## Given records
= = = =
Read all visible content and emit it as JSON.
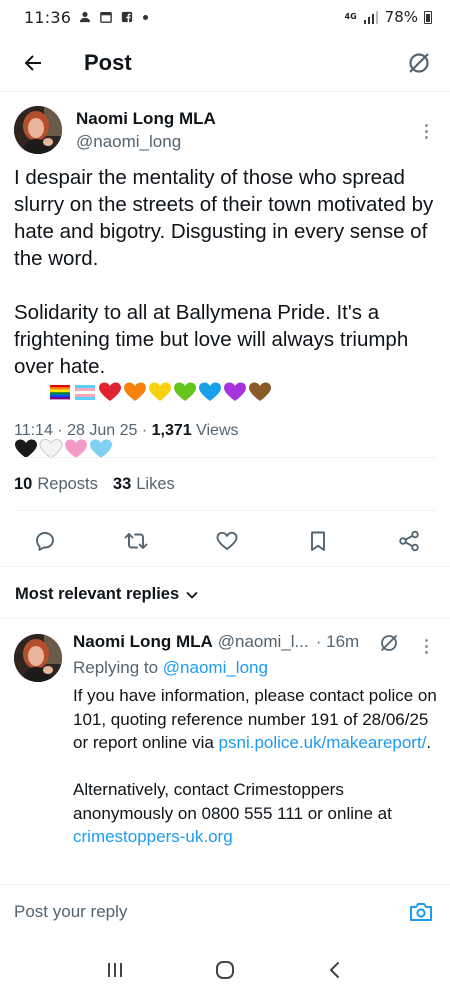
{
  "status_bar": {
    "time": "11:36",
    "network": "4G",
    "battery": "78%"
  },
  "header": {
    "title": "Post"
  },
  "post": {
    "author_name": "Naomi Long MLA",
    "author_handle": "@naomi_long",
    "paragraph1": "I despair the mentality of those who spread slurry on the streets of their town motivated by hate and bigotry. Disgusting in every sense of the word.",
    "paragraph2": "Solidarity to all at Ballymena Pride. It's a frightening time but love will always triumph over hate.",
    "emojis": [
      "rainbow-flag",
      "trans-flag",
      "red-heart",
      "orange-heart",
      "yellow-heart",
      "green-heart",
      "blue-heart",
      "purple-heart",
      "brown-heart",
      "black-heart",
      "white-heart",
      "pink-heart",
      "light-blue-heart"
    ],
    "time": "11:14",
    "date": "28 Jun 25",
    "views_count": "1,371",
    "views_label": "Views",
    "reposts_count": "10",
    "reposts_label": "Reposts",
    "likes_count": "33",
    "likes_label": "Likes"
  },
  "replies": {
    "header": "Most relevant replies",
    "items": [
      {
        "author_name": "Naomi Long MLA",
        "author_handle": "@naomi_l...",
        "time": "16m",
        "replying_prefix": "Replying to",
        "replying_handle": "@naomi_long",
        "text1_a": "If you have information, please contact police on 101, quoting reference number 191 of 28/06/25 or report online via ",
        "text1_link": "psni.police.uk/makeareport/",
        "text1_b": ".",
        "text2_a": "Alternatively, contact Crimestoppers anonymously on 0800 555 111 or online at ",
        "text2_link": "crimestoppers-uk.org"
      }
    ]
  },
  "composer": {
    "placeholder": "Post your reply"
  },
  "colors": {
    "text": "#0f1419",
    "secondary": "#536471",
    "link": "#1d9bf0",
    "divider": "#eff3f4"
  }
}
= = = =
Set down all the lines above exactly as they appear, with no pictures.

## Solution to this problem
Read all visible content and emit it as JSON.
{
  "status_bar": {
    "time": "11:36",
    "network": "4G",
    "battery": "78%"
  },
  "header": {
    "title": "Post"
  },
  "post": {
    "author_name": "Naomi Long MLA",
    "author_handle": "@naomi_long",
    "paragraph1": "I despair the mentality of those who spread slurry on the streets of their town motivated by hate and bigotry. Disgusting in every sense of the word.",
    "paragraph2": "Solidarity to all at Ballymena Pride. It's a frightening time but love will always triumph over hate.",
    "emojis": [
      "rainbow-flag",
      "trans-flag",
      "red-heart",
      "orange-heart",
      "yellow-heart",
      "green-heart",
      "blue-heart",
      "purple-heart",
      "brown-heart",
      "black-heart",
      "white-heart",
      "pink-heart",
      "light-blue-heart"
    ],
    "time": "11:14",
    "date": "28 Jun 25",
    "views_count": "1,371",
    "views_label": "Views",
    "reposts_count": "10",
    "reposts_label": "Reposts",
    "likes_count": "33",
    "likes_label": "Likes"
  },
  "replies": {
    "header": "Most relevant replies",
    "items": [
      {
        "author_name": "Naomi Long MLA",
        "author_handle": "@naomi_l...",
        "time": "16m",
        "replying_prefix": "Replying to",
        "replying_handle": "@naomi_long",
        "text1_a": "If you have information, please contact police on 101, quoting reference number 191 of 28/06/25 or report online via ",
        "text1_link": "psni.police.uk/makeareport/",
        "text1_b": ".",
        "text2_a": "Alternatively, contact Crimestoppers anonymously on 0800 555 111 or online at ",
        "text2_link": "crimestoppers-uk.org"
      }
    ]
  },
  "composer": {
    "placeholder": "Post your reply"
  },
  "colors": {
    "text": "#0f1419",
    "secondary": "#536471",
    "link": "#1d9bf0",
    "divider": "#eff3f4"
  }
}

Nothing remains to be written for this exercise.